> _Your goal_
Retype each entry below precisely as it reads.
:::
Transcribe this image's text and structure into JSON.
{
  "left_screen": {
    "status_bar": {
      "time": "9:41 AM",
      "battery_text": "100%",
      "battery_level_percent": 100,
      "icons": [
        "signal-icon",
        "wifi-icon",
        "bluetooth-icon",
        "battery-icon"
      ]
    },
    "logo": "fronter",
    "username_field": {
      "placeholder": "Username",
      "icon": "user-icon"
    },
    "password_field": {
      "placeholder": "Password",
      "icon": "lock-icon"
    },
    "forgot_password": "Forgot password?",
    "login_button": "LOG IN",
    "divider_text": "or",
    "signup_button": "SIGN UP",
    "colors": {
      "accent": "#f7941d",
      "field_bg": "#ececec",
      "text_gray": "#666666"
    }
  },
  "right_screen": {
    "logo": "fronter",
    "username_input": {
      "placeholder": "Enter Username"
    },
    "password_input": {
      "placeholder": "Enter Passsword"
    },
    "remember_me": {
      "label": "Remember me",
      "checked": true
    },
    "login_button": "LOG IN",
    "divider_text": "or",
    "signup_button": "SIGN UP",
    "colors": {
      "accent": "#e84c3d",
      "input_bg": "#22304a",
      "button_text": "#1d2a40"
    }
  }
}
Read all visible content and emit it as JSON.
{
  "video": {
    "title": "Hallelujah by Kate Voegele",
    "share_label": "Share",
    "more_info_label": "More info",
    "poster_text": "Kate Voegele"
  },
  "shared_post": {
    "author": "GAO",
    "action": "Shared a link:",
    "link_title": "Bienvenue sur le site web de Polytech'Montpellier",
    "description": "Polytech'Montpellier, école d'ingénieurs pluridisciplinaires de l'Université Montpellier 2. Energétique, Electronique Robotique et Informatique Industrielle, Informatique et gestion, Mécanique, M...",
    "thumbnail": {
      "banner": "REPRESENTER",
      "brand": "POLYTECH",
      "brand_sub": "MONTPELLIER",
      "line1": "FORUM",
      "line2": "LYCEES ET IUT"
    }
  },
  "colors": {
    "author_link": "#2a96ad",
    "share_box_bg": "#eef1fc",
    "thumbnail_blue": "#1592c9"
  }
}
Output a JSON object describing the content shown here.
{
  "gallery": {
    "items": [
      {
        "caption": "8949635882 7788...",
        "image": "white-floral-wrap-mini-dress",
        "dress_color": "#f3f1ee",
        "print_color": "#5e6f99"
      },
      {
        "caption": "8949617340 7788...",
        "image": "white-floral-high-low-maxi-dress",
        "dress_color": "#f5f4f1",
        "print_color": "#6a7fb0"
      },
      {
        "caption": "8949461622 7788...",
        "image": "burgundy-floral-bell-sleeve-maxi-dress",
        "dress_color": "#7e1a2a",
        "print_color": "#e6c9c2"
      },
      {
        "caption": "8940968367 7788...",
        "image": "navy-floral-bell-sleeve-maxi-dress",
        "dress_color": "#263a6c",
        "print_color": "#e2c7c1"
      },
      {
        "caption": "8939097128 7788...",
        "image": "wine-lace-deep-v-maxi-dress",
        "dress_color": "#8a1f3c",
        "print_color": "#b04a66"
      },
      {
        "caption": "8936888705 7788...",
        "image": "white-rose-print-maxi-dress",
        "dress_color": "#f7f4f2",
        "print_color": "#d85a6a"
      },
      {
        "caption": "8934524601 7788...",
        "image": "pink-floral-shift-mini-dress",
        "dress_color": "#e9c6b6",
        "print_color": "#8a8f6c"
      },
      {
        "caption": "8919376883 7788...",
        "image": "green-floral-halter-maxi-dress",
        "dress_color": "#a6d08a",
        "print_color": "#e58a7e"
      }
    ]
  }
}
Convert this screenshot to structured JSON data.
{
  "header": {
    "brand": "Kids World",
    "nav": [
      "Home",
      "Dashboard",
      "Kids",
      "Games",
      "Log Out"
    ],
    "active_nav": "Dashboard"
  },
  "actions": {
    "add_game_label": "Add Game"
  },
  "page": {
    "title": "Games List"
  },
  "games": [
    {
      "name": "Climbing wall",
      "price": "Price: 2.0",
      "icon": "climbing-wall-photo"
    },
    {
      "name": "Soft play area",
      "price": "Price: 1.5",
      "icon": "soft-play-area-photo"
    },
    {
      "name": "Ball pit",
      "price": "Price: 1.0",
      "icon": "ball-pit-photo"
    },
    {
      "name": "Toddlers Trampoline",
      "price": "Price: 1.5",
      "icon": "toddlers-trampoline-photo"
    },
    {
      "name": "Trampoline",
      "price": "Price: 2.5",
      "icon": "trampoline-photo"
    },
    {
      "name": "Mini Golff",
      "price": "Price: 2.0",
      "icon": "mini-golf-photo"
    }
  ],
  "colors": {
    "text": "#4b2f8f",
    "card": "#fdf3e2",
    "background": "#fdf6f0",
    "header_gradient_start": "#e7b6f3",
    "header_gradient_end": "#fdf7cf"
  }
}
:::
> _Task solution_
Transcribe this image's text and structure into JSON.
{
  "left_screen": {
    "status_bar": {
      "time": "9:41 AM",
      "battery_text": "100%",
      "battery_level_percent": 100,
      "icons": [
        "signal-icon",
        "wifi-icon",
        "bluetooth-icon",
        "battery-icon"
      ]
    },
    "logo": "fronter",
    "username_field": {
      "placeholder": "Username",
      "icon": "user-icon"
    },
    "password_field": {
      "placeholder": "Password",
      "icon": "lock-icon"
    },
    "forgot_password": "Forgot password?",
    "login_button": "LOG IN",
    "divider_text": "or",
    "signup_button": "SIGN UP",
    "colors": {
      "accent": "#f7941d",
      "field_bg": "#ececec",
      "text_gray": "#666666"
    }
  },
  "right_screen": {
    "logo": "fronter",
    "username_input": {
      "placeholder": "Enter Username"
    },
    "password_input": {
      "placeholder": "Enter Passsword"
    },
    "remember_me": {
      "label": "Remember me",
      "checked": true
    },
    "login_button": "LOG IN",
    "divider_text": "or",
    "signup_button": "SIGN UP",
    "colors": {
      "accent": "#e84c3d",
      "input_bg": "#22304a",
      "button_text": "#1d2a40"
    }
  }
}
Read all visible content and emit it as JSON.
{
  "video": {
    "title": "Hallelujah by Kate Voegele",
    "share_label": "Share",
    "more_info_label": "More info",
    "poster_text": "Kate Voegele"
  },
  "shared_post": {
    "author": "GAO",
    "action": "Shared a link:",
    "link_title": "Bienvenue sur le site web de Polytech'Montpellier",
    "description": "Polytech'Montpellier, école d'ingénieurs pluridisciplinaires de l'Université Montpellier 2. Energétique, Electronique Robotique et Informatique Industrielle, Informatique et gestion, Mécanique, M...",
    "thumbnail": {
      "banner": "REPRESENTER",
      "brand": "POLYTECH",
      "brand_sub": "MONTPELLIER",
      "line1": "FORUM",
      "line2": "LYCEES ET IUT"
    }
  },
  "colors": {
    "author_link": "#2a96ad",
    "share_box_bg": "#eef1fc",
    "thumbnail_blue": "#1592c9"
  }
}
Output a JSON object describing the content shown here.
{
  "gallery": {
    "items": [
      {
        "caption": "8949635882 7788...",
        "image": "white-floral-wrap-mini-dress",
        "dress_color": "#f3f1ee",
        "print_color": "#5e6f99"
      },
      {
        "caption": "8949617340 7788...",
        "image": "white-floral-high-low-maxi-dress",
        "dress_color": "#f5f4f1",
        "print_color": "#6a7fb0"
      },
      {
        "caption": "8949461622 7788...",
        "image": "burgundy-floral-bell-sleeve-maxi-dress",
        "dress_color": "#7e1a2a",
        "print_color": "#e6c9c2"
      },
      {
        "caption": "8940968367 7788...",
        "image": "navy-floral-bell-sleeve-maxi-dress",
        "dress_color": "#263a6c",
        "print_color": "#e2c7c1"
      },
      {
        "caption": "8939097128 7788...",
        "image": "wine-lace-deep-v-maxi-dress",
        "dress_color": "#8a1f3c",
        "print_color": "#b04a66"
      },
      {
        "caption": "8936888705 7788...",
        "image": "white-rose-print-maxi-dress",
        "dress_color": "#f7f4f2",
        "print_color": "#d85a6a"
      },
      {
        "caption": "8934524601 7788...",
        "image": "pink-floral-shift-mini-dress",
        "dress_color": "#e9c6b6",
        "print_color": "#8a8f6c"
      },
      {
        "caption": "8919376883 7788...",
        "image": "green-floral-halter-maxi-dress",
        "dress_color": "#a6d08a",
        "print_color": "#e58a7e"
      }
    ]
  }
}
Convert this screenshot to structured JSON data.
{
  "header": {
    "brand": "Kids World",
    "nav": [
      "Home",
      "Dashboard",
      "Kids",
      "Games",
      "Log Out"
    ],
    "active_nav": "Dashboard"
  },
  "actions": {
    "add_game_label": "Add Game"
  },
  "page": {
    "title": "Games List"
  },
  "games": [
    {
      "name": "Climbing wall",
      "price": "Price: 2.0",
      "icon": "climbing-wall-photo"
    },
    {
      "name": "Soft play area",
      "price": "Price: 1.5",
      "icon": "soft-play-area-photo"
    },
    {
      "name": "Ball pit",
      "price": "Price: 1.0",
      "icon": "ball-pit-photo"
    },
    {
      "name": "Toddlers Trampoline",
      "price": "Price: 1.5",
      "icon": "toddlers-trampoline-photo"
    },
    {
      "name": "Trampoline",
      "price": "Price: 2.5",
      "icon": "trampoline-photo"
    },
    {
      "name": "Mini Golff",
      "price": "Price: 2.0",
      "icon": "mini-golf-photo"
    }
  ],
  "colors": {
    "text": "#4b2f8f",
    "card": "#fdf3e2",
    "background": "#fdf6f0",
    "header_gradient_start": "#e7b6f3",
    "header_gradient_end": "#fdf7cf"
  }
}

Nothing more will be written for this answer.